After Onassis' death, Jackie began another stage of her life, perhaps the most successful and fulfilling of all, as an editor. Leaming sees this as the best evidence of her survival and ultimate victory over the trauma of the assassination. The was made possible by her ability to control her surroundings and her life. The tendency to be a control freak may have initially arisen out of her childhood unhappiness but it was given full range in the last years of her life when she had the money. In the end, of course, she could not control the cancer that finally defeated her.
Whether or not the PTSD argument works medically or psychologically in Jackie's case, her experiences of constant flashbacks and nightmares, of depression, certainly have a similarity with those experiences of soldiers who have suffered trauma. When Ted White met with her and then wrote the famous "Camelot" article, what was never published were his notes from that hours-long interview when she relived the assassination over and over again. White was horrified by it all. She was still exhibiting the same type of memory years afterward.
This is a fascinating and thoughtful study of a woman who still has a special place in American history and iconography. It is sympathetic but not fawning. Leaming does not depict Jackie as an innocent, sweet, saint but as a real woman with strengths and weaknesses, virtues and vices. She was intelligent and had meaningful friendships with men as disparate as Robert McNamara, Joseph Alsop, and Harold MacMillan (and these were friendships, not romances). Her letters to them and their replies are quoted, more evidence of her complexity and intelligence.
I read this in two days because I simply could not put it down...a trite statement but true. It is a thoughtful and ultimately moving account of a woman who has been depicted in so many different ways. Leaming's interpretation is that she was ultimately a survivor and she quotes something Jackie said when asked about what she was most proud about in her life. Her response, more or less, was that she was someone who had lived though great difficulties but had emerged relatively sane.
I also appreciated how Ms. Leaming went all the way back to Jackie's adolescence and her youthful years as a career girl to put her post-Dallas life in sharper relief.
For such a detailed study of the woman's life, I was surprised by omissions. First of all, none of her pre-Onassis romances are examined. How did she feel about Lord Harlech (beyond not wishing to marry him), John Warnecke and Ros Gilpatric (not even mentioned)? What was her relationship with her children like as they grew? How did she (a woman who came to value control over all) respond to her mother's Alzheimer's and her father's/sister's alcoholism? Was she terrified of the genetic component of these conditions, and the dangers they posed to her quest to control her fate?

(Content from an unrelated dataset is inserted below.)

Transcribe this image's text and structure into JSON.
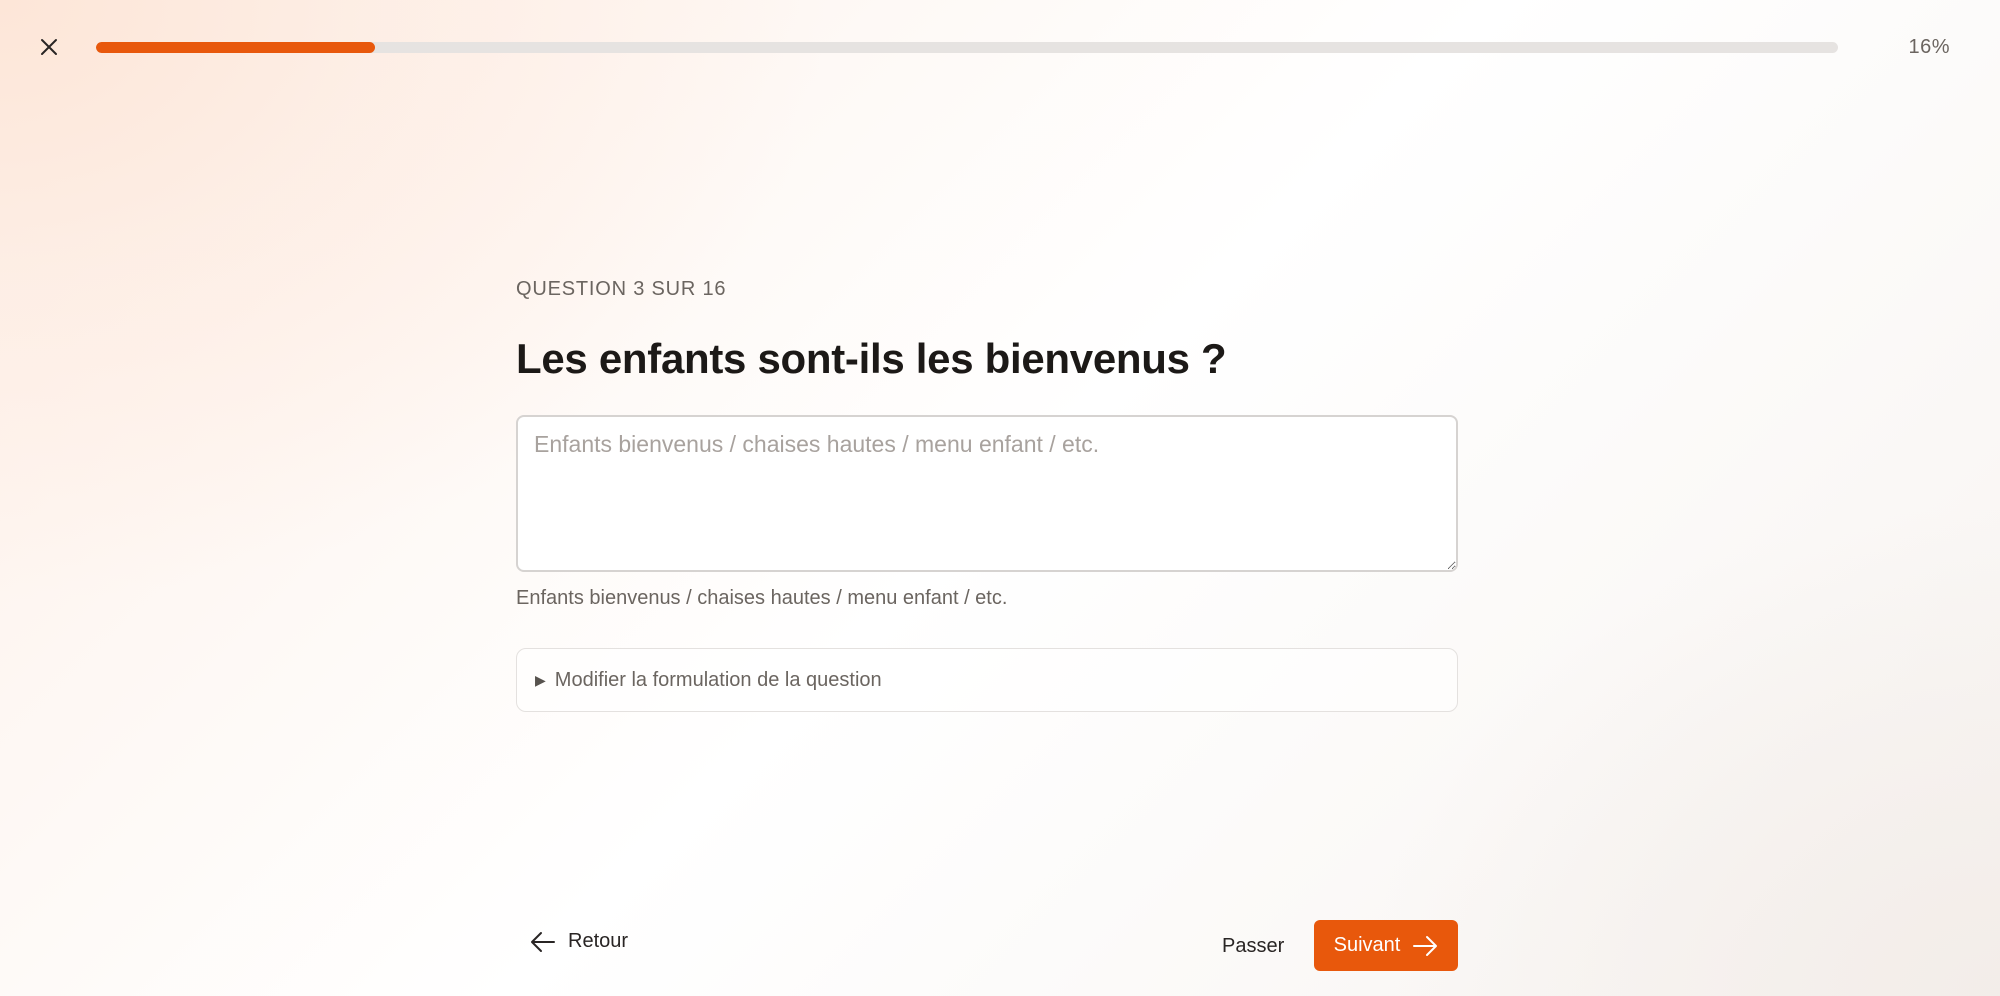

Those criticisms aside, I appreciate this portrait of a gallant lady, a woman who struggled to overcome the tragedy that threatened to define her.

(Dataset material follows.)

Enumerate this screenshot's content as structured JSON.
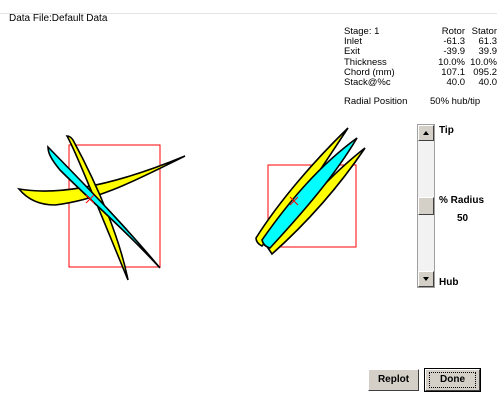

I just want to update and add an important not about authors and their 'sanitized' stories. I am presently reading the life of Debbie Reynolds and she doesn't speak badly about anyone, no dishing th edown low on eny of her costars or people in her career. Sometimes an author will do that since it is a way of taking the "High Ground" and not getting into distracting mudslinging that really doesn't tell you about the person themselves. Just wanted to over that tidbit as someone who has read a few biographies and has learned a little bit!